In the 1930s and '40s, the U. S. Government's stock reduction policy,ostensibly meant to curtail overgrazing, further reduced the churro population. During these years, churro were singled out and shot because of the problems they caused wool manufactures.
Navajo weavers had problems with the short-haired fleeces. Yarn spun the old way split and broke, and the greasier fleeces had to be washed many times. The oils in the wool kept dyes from being absorbed. Weavers were forced to go off the reservation to buy expensive manufactured wool. The commercially dyed, machine spun yarn profoundly changed the character of Navajo textiles.
SPINNING: The Navajo technique of spinning involves a simple spindle stick and whorl, about 12" long. The base of the spindle is seated on the ground with the shaft twirled on the thigh with one hand while the other regulates thickness of the fiber Fiber thickness determines the ultimate strength and weight of the rug. Two spinnings are usually required to produce weft yarns. Additional respinnings produce finer and finer threads.
The early Navajo obtained lathering soap from roots of the broad-leaved yucca, mainly Yucca baccata in central Navajo country, and from the narrow leaved yuccas, such as Yucca glauca and Yucca standleyi. Both are used fresh or dried and may be gathered at any season of the year. The broad leaved yucca is the stronger and more desirable of the two.
Many weavers now choose machine-carded, chemically dyed, prespun skeins of yarn for consistency in weight and color.
WARPING THE LOOM:
The warp is one continuous strand that is wound in a figure eight pattern at approximately 1/4" intervals around the cross pieces. Constant tension of the warp is maintained as the strand is passed over the cross piece on the outside and returned under the cross piece on the inside, thus creating warp pairs. The two figure eight patterns created are called sheds, established by the insertion and tieing of two sticks, called shed rods, into the warp pattern. During actual weaving, manipulation of the shed rods creates the needed spaces for passing of the weft threads. To secure their equally spaced position on the cross piece, the warp is then edged off by a twining cord to form a stabilizing top and bottom border.

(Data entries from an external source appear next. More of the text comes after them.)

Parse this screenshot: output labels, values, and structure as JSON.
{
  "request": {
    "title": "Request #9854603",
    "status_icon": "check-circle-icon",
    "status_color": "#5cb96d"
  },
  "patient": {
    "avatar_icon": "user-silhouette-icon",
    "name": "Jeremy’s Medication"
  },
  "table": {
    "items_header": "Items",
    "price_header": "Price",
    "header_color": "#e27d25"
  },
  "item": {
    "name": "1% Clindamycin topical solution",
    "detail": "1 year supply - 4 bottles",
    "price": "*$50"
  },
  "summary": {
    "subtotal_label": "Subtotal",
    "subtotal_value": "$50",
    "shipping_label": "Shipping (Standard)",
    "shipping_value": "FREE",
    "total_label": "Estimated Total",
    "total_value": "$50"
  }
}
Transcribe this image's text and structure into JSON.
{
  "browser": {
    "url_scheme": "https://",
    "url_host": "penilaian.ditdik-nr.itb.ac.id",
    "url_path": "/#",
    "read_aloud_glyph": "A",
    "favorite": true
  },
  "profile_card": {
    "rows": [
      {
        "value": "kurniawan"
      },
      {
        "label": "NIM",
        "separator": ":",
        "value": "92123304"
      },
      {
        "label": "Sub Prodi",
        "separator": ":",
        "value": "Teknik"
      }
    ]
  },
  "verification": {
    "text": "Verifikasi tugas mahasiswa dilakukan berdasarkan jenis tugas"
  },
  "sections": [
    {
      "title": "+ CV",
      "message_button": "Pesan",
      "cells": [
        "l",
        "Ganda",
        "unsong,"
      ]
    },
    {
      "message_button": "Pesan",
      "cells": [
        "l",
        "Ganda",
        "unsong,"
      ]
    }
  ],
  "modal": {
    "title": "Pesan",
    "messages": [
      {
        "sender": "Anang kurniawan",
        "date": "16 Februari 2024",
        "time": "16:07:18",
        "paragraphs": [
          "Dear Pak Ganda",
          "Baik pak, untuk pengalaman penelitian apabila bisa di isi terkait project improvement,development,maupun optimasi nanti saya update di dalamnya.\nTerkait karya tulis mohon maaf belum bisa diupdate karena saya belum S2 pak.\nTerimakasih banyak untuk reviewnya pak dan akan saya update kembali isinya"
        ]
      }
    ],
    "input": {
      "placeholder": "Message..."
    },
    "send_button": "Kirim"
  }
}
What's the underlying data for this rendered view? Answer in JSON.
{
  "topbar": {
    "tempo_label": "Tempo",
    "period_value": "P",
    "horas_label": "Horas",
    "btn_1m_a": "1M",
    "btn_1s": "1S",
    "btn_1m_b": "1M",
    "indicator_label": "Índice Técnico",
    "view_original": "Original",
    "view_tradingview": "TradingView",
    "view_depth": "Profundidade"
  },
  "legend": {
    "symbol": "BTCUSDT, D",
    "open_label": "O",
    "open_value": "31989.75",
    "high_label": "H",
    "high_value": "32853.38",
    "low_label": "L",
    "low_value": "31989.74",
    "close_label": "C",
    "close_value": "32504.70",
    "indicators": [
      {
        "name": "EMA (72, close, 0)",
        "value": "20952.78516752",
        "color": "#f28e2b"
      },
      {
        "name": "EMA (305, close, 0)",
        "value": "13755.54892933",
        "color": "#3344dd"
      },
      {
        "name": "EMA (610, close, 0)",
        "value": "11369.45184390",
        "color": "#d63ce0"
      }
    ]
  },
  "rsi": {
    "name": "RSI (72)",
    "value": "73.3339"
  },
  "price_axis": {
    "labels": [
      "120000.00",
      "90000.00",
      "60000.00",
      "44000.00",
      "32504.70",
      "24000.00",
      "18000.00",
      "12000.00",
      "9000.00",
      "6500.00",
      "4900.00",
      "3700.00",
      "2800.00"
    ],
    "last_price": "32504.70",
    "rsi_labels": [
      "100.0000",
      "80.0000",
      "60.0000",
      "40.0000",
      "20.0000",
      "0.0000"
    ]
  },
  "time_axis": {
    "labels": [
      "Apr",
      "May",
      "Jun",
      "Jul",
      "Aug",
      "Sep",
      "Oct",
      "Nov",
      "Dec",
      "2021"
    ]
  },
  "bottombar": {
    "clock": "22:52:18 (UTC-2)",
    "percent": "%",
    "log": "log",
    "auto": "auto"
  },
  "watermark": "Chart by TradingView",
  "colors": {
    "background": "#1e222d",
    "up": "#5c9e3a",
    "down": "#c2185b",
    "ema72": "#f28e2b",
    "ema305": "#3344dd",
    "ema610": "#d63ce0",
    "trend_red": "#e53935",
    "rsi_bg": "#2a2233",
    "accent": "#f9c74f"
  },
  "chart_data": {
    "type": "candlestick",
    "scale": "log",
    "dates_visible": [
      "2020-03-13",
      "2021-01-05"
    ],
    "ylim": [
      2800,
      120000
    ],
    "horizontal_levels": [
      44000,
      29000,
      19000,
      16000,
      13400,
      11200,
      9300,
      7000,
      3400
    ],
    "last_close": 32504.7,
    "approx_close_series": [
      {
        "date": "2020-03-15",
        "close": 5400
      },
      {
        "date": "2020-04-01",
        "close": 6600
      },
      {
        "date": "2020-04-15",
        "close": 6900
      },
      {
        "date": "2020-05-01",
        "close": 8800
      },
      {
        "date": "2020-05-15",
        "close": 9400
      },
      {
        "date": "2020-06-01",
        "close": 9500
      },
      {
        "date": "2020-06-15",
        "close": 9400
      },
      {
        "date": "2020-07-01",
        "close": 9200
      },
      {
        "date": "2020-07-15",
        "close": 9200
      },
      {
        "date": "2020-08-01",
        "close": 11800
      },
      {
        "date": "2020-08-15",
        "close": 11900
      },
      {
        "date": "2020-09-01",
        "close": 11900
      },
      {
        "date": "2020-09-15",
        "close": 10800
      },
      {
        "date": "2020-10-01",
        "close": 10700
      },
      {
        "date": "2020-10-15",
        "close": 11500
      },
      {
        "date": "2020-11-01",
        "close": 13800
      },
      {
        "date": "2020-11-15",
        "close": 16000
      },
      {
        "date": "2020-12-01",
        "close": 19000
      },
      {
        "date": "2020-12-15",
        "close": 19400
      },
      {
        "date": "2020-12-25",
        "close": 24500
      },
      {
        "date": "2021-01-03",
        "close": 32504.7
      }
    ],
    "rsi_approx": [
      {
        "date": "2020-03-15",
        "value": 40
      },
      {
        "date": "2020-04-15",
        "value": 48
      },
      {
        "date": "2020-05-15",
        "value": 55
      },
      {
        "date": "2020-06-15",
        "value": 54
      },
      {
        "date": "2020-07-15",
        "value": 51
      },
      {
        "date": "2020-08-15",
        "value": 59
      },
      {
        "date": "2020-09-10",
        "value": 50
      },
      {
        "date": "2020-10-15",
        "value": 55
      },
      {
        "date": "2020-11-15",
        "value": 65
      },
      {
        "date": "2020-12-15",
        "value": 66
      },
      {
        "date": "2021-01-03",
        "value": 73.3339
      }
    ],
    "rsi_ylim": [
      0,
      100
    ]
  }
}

When the entire warp is strung and secured, the warp frame is dismantled and the warp is transferred and mounted on the permanent upright loom bellyaching the warp cross piece, now referred to as the warp beam (upper) and the web beam (lower), with a lightweight rope. The warp beam is actually attached to another dowel, called the stick, that can be rope lowered or raised to desired heights. The shed rods are then untied, but not removed.The warp is straightened within the loom frame and a desired tension is applied to make the entire harness a taut unit.
DESIGNS: Traditional Navajo designs have been handed down from one generation to another. Repetition of colors and basic motifs is often characteristic of a weaving family or region. In the classic period, rugs were sold at the trading post nearest the weaver's home. According to experts,a good to average weaver can accomplish approximately one square foot of weave per day.
(Above chart compiled by Garlands and Wide Ruins Trading Post, August,1973).
It is understandable that at an average of $2.58 per hour (and many are woven for a lot less), the weaving of a Navajo rug is hard work for the money. The cost is justified. The current price varies considerably from one rug style to another.